Rockwell bar

Few London hotels don't aspire to have 'destination bars'. Hamish Smith reviews one of the latest hospitality venues with grand ambitions.

» The Trafalgar St James, 2 Spring Gardens, London SW1A 2T


Hospitality 5/10

Drinks 7/10

Food 7/10

Atmosphere 7/10

Décor 8/10

Value for money 7/10

Total 7/10

"When a man is tired of London, he is tired of life,” so goes the quote of 18th-century journalist Samuel Johnston. Some 250 years later, his words have lost little resonance. London is a city where something is always happening. Its bar scene is vital – blink and new openings can easily pass you by. Which is precisely what might have happened with Rockwell – one of the capital’s latest hospitality-world extravagances – had I not happened to pass it by first.

Just off Trafalgar Square in the grand building of The Trafalgar St James Hotel, Rockwell is billed as a destination bar. One wonders in a city of destination bars, if all can fit the description. But, judging by the 30-40 guests present at 7pm on an inconsequential Monday evening, Rockwell, just six months old, has already found an audience. A few steps in and you can see why.

Longifolia cabana trees arch around the entrance, exotic vegetation festoons the bar and columns are covered in muraled floral drapes. It’s an exotic, historical take on the pervasive and mostly predictable botanically themed bar. The theme segues into the book-like menu, which tells of a dozen cocktails and the story of the fictitious adventurer named Rockwell.

Brenda, my long-suffering review wife, isn’t one for stories before fortification and dives straight in. British Boxwood (£13) comprised Plymouth gin, raspberry wine, Chelsea garden tea syrup, citric acid and orgeat syrup, which arrived in a small, self-pour bottle, delivering a deep pink liquid, harnessing sweet red berry flavours and floral notes with judicious acidity.

British Boxwood

Bear’s Breeches (£13) was a cocktail of Ocho tequila, Kamm & Sons, grape juice, carob syrup, lime juice and sparkling aloe vera in a squat glass brimming with bright vegetal character. Two in and a promising start.


A short appetiser interlude followed (tuna ceviche tacos, £12, and burrata with heirloom tomatoes and basil, £12 – both good, if not lasting in the memory) before we explored the cocktail list once more. Fish in Flight (£12) – Strawberry Rinomato, citrus sherbert, lemon juice, Apple & Rhubarb Franklin & Sons – was a tulip glass of arresting red liquid, its fruit notes tamed by citrus and lengthened by mixer. Meanwhile, the long drink Wolf’s Foxglove (£15) – Chivas Regal 12 Years, Compass Box whisky, chamomile syrup, palo santo-infused Mancino Rosso vermouth, lemon juice, ginger ale – borrowed from a harmonising pallette and, while easily rectified, was a touch too diluted. Then came Tangerine Capybara (£13), made with cocoa butter Embargo rum, Ron de Jeremy Spiced rum, lime juice, papaya & mango purée, and apple & elderflower juice. A spicy, sweet tiki drink but balanced within its context.
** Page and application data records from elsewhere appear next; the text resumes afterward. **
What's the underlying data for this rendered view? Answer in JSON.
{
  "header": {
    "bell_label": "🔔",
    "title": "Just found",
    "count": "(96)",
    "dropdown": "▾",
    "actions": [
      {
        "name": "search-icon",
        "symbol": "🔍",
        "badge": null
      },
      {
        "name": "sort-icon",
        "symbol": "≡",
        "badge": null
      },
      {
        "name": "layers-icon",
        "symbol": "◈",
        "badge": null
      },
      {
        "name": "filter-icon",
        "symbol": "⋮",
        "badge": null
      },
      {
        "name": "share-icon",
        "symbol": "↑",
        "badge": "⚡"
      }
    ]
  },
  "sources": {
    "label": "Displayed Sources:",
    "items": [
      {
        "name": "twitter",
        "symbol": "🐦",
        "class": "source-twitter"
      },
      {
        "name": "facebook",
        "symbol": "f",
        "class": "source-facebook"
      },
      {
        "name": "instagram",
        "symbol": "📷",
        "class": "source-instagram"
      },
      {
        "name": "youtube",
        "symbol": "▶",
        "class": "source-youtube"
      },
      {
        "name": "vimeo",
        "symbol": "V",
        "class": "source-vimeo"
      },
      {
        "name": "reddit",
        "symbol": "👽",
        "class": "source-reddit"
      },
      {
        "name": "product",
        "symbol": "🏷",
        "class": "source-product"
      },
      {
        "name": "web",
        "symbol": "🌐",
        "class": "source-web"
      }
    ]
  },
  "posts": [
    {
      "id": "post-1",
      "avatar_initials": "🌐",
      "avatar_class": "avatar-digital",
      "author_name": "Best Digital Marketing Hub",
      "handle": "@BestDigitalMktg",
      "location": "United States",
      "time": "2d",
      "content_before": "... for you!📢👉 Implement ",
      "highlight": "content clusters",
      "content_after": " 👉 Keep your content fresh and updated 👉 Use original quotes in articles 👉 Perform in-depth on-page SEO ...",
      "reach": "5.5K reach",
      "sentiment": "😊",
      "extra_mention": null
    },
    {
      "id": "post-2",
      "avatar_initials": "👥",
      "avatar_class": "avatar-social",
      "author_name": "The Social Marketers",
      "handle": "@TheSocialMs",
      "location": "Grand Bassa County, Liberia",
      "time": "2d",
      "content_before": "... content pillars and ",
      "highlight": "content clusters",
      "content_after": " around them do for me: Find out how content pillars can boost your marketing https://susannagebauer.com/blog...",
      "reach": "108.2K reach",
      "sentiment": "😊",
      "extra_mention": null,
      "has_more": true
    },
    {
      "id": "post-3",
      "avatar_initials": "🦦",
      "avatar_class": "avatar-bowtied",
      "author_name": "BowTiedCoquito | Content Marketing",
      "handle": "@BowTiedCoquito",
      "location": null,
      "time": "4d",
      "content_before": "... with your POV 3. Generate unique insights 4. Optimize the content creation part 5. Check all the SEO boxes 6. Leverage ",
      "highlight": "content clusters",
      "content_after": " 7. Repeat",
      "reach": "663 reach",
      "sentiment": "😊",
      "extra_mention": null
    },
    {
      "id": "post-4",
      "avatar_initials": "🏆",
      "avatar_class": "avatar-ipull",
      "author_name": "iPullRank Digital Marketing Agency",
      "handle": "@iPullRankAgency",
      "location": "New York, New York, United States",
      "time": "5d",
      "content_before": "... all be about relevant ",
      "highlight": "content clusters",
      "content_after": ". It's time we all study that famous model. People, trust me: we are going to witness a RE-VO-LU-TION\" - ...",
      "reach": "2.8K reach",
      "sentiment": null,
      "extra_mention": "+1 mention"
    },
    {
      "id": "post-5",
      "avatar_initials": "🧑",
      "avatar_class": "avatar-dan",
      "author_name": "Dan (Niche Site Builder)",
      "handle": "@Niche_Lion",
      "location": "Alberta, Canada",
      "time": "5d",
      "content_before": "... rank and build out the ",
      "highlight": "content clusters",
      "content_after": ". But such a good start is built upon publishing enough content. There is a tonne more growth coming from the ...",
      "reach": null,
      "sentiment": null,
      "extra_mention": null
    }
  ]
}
Brenda likes to close play with a classic. Her Old Fashioned was the most straightforward drink of the night – and the worst. In a hotel bar you would expect block ice, but as it was, the three or four cubes bobbed rather than anchoring the drink, as if coming up for air.Old Fashioned

The drinks at Rockwell are not without faults, should you want to find them. But panning out to a broader perspective, this is solid drinks-making delivered in palatial surrounds at a reasonable price. So why the less than exemplary score? Service. From start to finish, it was a slow, stuttering, uncoordinated dance. Drinks were 15 minutes in our imaginations before lodged as an order. No one was checking back, no one was touching tables. Empty glasses were not cleared, water glasses lay unreplenished. Who was in charge, who was hosting? If that wasn't clear, the answer is no one.

Destination bar or not, everything starts with good service.